    Seventeen-year-old Jessa Gray has always felt broken inside, but she’s gotten very good at hiding it. No one at school knows about the panic attacks, the therapy that didn’t help, the meds that haven’t worked. But when a severe accident leaves her with a brain injury and noticeable scars, Jessa’s efforts to convince the world that she’s okay finally crumbles. Now, she looks as shattered as she feels. Fleeing from her old life in Los Angeles, Jessa moves to Colorado to live with her dad, but things go from bad to worse when she realizes she’s seeing bruises and scars on the people around her that no one else can see. She blames it on the accident, but as her body heals and the hallucinations continue, Jessa wonders if what she’s seeing could somehow have a deeper meaning. In her quest for answers, she falls for Marshall, a boy whose kindness and generous heart slowly draw Jessa out of her walled-off shell and into the broken, beautiful, real world, a place where souls get hurt just as badly as bodies, and we all need each other to heal.

    My Thoughts on All Things New:

    A compelling story about love, coming of age, anxiety and psychological issues, All Things New by Lauren Miller is a worthwile read.

    I used to not like books having characters that deal with mental health wherein the characters fall in love but I guess I can make an exception to this. Jessa and Marshall’s chemistry remind me of Hazel and  Augustus in John Green’s novel, ‘The Fault in Our Stars’ and it’s just bomb.
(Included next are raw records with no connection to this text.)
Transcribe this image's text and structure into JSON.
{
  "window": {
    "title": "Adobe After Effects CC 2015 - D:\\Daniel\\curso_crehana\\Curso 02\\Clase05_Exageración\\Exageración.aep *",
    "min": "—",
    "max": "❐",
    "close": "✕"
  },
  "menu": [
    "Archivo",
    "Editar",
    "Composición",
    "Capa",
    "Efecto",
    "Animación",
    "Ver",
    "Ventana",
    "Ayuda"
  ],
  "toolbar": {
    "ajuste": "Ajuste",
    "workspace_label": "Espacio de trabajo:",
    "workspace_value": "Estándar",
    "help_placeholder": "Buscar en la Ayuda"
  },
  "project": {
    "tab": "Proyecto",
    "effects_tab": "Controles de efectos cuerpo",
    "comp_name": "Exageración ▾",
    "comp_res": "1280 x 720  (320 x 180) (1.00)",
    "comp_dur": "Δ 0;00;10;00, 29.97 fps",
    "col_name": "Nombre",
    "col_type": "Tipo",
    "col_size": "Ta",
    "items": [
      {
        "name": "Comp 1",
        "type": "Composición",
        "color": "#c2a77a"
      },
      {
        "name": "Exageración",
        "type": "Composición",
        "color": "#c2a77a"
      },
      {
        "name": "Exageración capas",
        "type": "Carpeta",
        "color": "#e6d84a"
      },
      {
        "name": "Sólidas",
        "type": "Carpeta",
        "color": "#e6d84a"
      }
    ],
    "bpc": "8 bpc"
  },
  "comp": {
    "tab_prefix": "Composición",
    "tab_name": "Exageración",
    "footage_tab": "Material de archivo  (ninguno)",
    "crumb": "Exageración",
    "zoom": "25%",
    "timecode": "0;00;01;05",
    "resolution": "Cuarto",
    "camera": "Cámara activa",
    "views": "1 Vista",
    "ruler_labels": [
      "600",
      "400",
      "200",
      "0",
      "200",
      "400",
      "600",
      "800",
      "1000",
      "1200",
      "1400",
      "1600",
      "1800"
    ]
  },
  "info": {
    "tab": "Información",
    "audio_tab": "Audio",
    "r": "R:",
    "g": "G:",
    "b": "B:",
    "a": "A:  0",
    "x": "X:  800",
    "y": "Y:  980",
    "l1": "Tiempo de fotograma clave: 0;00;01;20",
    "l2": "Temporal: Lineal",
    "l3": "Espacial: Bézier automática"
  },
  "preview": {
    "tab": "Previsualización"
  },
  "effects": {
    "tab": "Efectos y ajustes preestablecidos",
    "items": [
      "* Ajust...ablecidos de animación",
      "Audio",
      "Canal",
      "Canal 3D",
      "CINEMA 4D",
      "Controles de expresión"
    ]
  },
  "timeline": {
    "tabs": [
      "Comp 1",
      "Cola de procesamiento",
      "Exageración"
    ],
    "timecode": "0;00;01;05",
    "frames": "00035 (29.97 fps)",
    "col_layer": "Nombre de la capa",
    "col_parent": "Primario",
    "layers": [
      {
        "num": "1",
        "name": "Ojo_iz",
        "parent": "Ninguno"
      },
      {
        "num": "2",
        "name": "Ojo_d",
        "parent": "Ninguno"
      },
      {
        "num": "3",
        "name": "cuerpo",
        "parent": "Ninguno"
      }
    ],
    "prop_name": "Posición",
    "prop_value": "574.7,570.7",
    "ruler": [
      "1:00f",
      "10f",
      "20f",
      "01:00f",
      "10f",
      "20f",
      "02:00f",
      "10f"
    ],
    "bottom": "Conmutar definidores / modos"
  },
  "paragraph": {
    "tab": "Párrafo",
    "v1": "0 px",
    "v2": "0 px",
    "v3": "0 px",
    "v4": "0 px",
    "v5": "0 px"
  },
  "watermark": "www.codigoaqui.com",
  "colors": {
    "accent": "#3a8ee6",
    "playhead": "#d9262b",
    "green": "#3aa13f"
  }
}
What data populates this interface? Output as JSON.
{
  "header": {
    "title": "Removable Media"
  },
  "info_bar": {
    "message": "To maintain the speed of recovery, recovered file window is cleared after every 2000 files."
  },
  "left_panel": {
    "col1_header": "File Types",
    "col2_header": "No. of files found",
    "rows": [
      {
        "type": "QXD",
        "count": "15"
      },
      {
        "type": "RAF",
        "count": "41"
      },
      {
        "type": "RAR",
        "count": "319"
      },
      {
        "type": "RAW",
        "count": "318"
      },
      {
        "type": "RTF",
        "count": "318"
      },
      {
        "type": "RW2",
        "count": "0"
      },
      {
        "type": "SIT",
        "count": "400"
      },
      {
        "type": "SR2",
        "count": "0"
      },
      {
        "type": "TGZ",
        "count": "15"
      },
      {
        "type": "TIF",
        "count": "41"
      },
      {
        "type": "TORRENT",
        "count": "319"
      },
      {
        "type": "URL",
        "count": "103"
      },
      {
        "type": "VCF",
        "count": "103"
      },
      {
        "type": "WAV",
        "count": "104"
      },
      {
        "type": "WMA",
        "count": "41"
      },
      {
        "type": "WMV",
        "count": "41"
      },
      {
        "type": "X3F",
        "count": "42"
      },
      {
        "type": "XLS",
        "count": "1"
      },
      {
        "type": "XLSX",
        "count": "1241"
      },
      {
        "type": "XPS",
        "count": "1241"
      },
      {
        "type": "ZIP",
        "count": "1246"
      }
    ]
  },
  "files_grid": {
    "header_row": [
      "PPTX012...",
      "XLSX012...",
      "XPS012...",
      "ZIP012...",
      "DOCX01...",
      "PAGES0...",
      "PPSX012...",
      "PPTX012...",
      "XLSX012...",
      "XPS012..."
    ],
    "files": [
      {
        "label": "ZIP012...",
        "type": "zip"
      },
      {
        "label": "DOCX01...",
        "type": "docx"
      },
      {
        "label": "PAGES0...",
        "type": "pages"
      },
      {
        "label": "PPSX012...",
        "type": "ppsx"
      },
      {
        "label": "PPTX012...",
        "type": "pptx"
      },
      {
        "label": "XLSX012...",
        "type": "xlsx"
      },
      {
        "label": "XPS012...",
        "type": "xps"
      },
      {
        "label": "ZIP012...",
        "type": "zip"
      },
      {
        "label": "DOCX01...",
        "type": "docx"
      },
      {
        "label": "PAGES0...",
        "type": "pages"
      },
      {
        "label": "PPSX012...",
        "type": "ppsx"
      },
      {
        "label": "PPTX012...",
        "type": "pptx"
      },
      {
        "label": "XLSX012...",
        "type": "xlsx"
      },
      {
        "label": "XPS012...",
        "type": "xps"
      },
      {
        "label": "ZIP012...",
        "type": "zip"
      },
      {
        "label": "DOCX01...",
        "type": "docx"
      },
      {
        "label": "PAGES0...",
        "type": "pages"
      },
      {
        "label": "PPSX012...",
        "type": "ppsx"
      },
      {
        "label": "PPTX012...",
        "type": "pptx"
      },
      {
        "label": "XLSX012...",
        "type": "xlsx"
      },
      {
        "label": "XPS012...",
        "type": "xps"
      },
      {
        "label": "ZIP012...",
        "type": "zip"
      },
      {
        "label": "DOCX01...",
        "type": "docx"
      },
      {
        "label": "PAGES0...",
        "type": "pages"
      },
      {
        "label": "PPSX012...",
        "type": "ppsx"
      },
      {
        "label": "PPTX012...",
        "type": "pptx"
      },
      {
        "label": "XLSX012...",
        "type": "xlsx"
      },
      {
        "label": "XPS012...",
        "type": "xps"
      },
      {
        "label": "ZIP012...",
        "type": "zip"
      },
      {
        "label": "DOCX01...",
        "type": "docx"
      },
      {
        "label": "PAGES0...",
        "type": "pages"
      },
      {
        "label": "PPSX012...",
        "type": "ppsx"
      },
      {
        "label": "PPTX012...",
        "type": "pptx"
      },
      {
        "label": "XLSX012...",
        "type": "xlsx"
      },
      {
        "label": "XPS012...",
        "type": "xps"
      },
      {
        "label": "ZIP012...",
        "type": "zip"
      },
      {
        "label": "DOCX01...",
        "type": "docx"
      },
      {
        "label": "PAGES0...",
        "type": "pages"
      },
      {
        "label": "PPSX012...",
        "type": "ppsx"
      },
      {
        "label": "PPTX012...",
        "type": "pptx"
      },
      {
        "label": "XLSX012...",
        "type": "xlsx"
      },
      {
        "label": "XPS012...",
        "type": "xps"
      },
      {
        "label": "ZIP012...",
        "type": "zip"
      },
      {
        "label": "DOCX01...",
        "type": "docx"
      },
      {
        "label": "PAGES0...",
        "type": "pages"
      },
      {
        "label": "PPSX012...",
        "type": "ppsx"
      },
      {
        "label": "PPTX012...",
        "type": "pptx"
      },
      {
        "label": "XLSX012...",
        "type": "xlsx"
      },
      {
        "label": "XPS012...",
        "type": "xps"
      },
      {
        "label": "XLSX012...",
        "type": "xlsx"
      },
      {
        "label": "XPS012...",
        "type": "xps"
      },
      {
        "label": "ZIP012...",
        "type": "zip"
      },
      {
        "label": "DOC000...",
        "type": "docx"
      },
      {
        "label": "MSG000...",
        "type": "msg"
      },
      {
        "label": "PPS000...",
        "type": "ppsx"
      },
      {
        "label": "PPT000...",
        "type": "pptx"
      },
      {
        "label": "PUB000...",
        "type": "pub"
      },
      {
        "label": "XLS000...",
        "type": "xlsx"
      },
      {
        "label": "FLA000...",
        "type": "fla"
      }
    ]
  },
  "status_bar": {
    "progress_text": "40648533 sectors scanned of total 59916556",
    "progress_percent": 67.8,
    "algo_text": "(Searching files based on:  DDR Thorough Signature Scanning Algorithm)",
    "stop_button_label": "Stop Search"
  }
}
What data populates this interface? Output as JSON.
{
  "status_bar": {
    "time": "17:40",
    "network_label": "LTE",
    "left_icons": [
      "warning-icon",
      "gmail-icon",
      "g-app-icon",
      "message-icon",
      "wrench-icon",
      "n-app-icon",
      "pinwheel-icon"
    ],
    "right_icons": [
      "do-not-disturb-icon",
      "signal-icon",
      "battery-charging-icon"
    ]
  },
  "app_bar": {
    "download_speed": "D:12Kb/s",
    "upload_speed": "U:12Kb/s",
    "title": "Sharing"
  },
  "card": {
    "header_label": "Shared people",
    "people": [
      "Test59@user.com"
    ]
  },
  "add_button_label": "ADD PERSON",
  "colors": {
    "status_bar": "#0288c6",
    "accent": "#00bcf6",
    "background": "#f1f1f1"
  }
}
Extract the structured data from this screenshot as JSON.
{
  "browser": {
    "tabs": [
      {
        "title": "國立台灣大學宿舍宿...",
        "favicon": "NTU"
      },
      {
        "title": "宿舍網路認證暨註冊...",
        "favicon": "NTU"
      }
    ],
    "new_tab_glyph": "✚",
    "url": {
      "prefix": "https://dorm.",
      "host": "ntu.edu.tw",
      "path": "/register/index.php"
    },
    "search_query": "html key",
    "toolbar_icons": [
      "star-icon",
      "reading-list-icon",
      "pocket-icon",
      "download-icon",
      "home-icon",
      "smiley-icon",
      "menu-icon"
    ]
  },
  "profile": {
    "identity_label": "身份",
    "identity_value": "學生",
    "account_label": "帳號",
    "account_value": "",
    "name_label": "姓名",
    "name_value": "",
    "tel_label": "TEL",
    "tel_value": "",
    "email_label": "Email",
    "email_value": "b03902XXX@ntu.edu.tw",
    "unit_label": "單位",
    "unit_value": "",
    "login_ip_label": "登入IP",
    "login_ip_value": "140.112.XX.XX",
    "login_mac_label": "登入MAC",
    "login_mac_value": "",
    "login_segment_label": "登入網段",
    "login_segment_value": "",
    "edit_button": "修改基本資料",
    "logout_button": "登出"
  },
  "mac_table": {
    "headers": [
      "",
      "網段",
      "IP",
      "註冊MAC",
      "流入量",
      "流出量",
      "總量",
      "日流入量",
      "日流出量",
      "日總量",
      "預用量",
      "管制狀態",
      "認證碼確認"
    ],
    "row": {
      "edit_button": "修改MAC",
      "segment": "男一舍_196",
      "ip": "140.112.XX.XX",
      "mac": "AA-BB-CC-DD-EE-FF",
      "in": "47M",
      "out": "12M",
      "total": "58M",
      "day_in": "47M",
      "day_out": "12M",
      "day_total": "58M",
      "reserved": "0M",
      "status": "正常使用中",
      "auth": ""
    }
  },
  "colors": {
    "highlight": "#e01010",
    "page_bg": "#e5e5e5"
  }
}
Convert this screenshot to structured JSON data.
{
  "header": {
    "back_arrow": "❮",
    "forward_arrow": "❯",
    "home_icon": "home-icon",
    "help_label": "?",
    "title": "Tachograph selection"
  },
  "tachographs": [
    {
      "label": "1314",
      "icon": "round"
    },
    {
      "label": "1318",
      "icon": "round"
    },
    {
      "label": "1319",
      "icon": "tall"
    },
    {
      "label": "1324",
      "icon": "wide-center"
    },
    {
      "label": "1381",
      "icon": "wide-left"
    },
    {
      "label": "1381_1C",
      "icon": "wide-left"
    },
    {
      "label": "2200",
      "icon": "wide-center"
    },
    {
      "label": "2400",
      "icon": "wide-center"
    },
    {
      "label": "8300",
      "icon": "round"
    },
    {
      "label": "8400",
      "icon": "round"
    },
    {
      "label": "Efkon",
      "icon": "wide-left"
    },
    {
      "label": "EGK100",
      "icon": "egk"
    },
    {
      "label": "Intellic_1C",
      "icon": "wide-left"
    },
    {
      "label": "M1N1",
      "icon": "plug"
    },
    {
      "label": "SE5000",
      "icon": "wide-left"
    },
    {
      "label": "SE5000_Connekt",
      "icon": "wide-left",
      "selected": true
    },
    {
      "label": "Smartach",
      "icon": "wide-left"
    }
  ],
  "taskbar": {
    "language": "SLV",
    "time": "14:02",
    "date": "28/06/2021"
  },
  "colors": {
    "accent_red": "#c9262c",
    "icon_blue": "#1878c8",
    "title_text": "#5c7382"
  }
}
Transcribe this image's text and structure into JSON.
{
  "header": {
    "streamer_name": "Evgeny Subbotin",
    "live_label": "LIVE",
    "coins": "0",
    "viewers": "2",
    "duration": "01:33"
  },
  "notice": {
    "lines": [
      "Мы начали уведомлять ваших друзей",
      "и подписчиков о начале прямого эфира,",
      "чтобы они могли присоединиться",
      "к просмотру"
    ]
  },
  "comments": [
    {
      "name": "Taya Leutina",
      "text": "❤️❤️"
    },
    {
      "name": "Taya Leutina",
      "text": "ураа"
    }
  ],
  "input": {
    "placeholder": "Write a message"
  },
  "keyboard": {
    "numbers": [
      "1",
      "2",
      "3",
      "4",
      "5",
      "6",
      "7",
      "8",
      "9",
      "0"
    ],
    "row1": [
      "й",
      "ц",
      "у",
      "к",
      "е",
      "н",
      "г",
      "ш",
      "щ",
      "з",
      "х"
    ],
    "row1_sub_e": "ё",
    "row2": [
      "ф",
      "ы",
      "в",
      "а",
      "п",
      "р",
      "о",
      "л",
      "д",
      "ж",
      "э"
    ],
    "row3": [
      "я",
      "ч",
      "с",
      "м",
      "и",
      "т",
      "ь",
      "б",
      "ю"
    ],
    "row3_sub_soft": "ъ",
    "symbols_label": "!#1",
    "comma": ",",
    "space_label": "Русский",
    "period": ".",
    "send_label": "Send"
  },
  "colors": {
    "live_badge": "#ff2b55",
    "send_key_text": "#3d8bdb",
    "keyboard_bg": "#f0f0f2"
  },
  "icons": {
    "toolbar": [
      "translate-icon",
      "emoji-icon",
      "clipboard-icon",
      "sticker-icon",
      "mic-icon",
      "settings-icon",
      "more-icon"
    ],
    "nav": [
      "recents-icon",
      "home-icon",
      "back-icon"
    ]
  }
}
    I’m sorry this review is very short. I just can’t find the words to describe how much I enjoyed this book. It may seem like I only gave emphasis on Jessa and Marshall but I promise, there’s so much more to this book than just revolving around the two.

    About the Author:

    Lauren Miller grew up in Georgia. She went to college at Yale and law school at Berkeley, then got married and moved to Los Angeles to practice law.

    She liked it. But at the same time, she felt like she was supposed to be doing something more creative. That feeling got stronger. So she started writing. It wasn’t long before she found herself typing out random bits of dialogue on her phone and pitching story ideas to her co-workers. One of those ideas became a script for a TV pilot. When it didn’t sell, she wrote another one and another one. Soon, she was ducking out of work to go to pitch meetings at studios and networks. She felt like she was getting somewhere.

    She wrote a novel in the first 100 days of her child’s life and blog about it, an experiment she called “embracing the detour.”

    That novel was her debut, PARALLEL, which came out in May 2013 from HarperTeen. Her second novel, FREE TO FALL, followed it a year later. Her third, ALL THINGS NEW, is coming out in August 2017 from LA-based indie publisher, Three Saints Press.

    *Big thanks to NetGalley for sending me an ARC of All Things New.

    Thank you for reading! 📚💕📖